Marietta High School was host to 14 student athletes, seven girls and seven boys, from the southern Turkish cities of Adana and Mersin as part of the SportsUnited Program, run by the U.S. Department of State’s Bureau of Educational and Cultural Affairs.
The Turkish players, their coach and a trainer, who arrived last Friday, boarded buses outside the high school on Whitlock Avenue on Thursday to head to Washington, D.C., for a few days before returning home Nov. 12.
Firat Ozdalyan, who has coached basketball in Turkey for eight or nine years, participated in the SportsUnited Program once before with an exchange in Florida.
But Ozdalyan said this is the first time most of the students have been in the United States or even traveled abroad.

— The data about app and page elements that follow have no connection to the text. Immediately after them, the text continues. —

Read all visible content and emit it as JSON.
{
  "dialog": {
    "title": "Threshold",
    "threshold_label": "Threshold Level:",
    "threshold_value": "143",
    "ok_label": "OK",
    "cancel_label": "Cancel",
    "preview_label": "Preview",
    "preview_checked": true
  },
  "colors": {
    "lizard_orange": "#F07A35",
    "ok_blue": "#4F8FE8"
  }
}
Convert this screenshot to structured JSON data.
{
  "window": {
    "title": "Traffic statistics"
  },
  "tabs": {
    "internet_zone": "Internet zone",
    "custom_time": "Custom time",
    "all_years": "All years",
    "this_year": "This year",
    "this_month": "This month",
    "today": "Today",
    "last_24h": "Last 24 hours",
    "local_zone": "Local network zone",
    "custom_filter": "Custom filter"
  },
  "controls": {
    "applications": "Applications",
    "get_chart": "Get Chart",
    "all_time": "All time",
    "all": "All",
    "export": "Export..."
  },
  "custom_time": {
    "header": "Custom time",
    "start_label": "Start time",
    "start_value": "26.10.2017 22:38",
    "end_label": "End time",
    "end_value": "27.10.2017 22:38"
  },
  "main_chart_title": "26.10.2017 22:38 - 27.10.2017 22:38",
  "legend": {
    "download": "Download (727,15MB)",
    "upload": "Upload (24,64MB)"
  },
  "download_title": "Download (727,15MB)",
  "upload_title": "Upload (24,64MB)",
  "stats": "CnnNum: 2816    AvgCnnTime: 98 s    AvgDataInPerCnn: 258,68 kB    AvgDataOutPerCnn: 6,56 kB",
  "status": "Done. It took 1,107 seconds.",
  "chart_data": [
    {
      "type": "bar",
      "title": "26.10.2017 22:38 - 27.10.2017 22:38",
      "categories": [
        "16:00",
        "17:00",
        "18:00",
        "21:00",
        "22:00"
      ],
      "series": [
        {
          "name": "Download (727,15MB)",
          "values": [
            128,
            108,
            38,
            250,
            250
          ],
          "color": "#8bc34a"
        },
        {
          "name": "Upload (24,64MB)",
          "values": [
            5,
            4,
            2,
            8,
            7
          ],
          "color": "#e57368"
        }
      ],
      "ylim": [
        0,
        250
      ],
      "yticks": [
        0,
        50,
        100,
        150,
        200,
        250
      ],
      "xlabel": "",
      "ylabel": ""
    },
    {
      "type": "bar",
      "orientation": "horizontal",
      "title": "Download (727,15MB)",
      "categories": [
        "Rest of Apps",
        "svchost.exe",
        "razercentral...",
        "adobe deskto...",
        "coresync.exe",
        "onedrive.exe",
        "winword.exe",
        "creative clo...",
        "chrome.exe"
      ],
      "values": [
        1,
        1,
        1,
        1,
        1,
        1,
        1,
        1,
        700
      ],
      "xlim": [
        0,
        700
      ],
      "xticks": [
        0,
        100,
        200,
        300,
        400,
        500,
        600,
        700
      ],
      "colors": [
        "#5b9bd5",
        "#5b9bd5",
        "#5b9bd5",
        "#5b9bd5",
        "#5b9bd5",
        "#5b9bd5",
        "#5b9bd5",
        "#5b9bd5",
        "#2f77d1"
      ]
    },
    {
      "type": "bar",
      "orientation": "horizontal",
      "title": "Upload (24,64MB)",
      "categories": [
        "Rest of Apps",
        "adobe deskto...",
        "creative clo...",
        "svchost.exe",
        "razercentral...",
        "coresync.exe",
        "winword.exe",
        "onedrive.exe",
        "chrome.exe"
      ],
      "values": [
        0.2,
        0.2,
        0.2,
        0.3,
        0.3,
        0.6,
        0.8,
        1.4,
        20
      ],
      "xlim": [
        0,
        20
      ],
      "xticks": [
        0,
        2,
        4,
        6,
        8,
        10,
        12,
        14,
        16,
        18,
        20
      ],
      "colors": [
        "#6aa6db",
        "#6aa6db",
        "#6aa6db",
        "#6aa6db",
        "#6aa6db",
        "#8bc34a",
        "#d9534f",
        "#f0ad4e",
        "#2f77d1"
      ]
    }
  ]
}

While in Marietta, the Turkish students were housed by nine families in the area so they could observe an American family.
“It is a different style of life,” Ozdalyan said. “They really don’t want to leave.”
Tracy Warren housed one of the athletes with her daughter, Chandler, 16, who attends Marietta High School.
Warren said her daughter is interested in other cultures and the family has spent summers traveling internationally, including to Singapore.
During the week-long visit, Warren said it was great to see how strangers from different cultures “can form one big friendship.”
The Warren family made their exchange student a memory book before departing, and Chandler plans to stay in contact with her new friends through social media.
Turkish student Senna Arman, 16, said she really liked Georgia because of the forests with trees changing colors.
During the stay, Arman tried hamburgers, hot dogs, and Mexican food for the first time.
Turkish students elect artistic classes
Warren said she was impressed with how well the Turkish students spoke English, their good basketball skills and how “learning and education is a big plus for them.”
The cultural exchange of athletes between Georgia and Turkey included the visitors being immersed in course work for a full day at Marietta High School on Monday.
Many of the students chose to sit in on business, electronics, dance, chorus, band, and weight training classes, which are electives that are not often offered in Turkish schools.
Marietta High School Principal Leigh Colburn said an American education is well-received around the world for including these extra courses.
“We are not just looking at their brain, we are trying to develop a whole child,” Colburn said.
The education experience in other areas of the world are focused on academics with athletic competitions done through club sports, which lack the school spirit that comes with mascots, homecoming weekends, cheerleaders, marching bands and pep rallies.
“That is a uniquely American experience,” Colburn said.
Students bond on and off the court
There are few cultural barriers on the basketball court, where much of the communication is about body language.
Marietta High School boys’ basketball coach Matt Lyons said when the Turkish and Georgia students practiced together twice this week it was not about being competitive, but learning skills from each other.
The girls’ coach since 1996, Ken Sprague, said basketball is growing in popularity overseas because it is a great spectator sport with a lot of action, does not cost a lot of money to play and it is easy to get a game together.
Sprague said the students of Marietta High School were wonderful during the week of the exchange.
“It was great to see how warm and accepting our kids are,” Sprague said. “They got close quick.”
Damien Bostick, 17, who is a senior at Marietta and has been playing basketball for 11 years, said he enjoyed every aspect of their visit.
The only tough part was learning and remembering their names, Bostick said.
Bostick said his team was able to show their drive to be the best, the differences in rules and regulations for American basketball and the fundamentals to focus on in practice.
It was also a chance to bond with his own teammates, who learned to communicate better with each other and work together to welcome the Turkish athletes, Bostick said.
Ozdalyan admitted that the Marietta students were more athletic than his Turkish players.
Arman, who has played volleyball since she was 10 years old in Turkey, said she likes sports because it makes her healthy and strong.
“I feel like I am free,” Arman said.
Completing the exchange
The goal of the SportsUnited Program is to link sports and education to increase the cultural understanding between people around the world, much like the goals of the Olympic Games, Colburn said.
Colburn said Marietta High School does exchange programs often, including programs with Marietta’s sister city Linz, Germany.
“Part of our International Baccalaureate program is building global students,” Colburn said.
But having an athletic focus was new, Colburn said. She added that aspect meant there was already a connection between the students from the moment the Turkish visitors arrived.
Colburn said the exchange was only discussed six weeks ago and all the expenses were paid for by the U.S. Department of State.
Next year, six boys and six girls from Marietta will travel with Lyons to Turkey for 10 days, overlapping with their spring break.
“That culture experience will bring it full circle for our guys,” Lyons said.
The city’s Board of Education still has to approve the second part of the exchange, Colburn said.
If approved, Colburn said it will be a great opportunity for her students to experience firsthand Turkey’s unique architecture and climate.
“Turkey is where the East meets the West,” Colburn said.
Bostick said he plans to go to Turkey, where he hopes to taste the food and tour the sites.
Ozdalyan added Turkish food “is the best in the world.”
Arman said she is excited to show her new American friends Turkish traditions and extend to them the same great hospitality.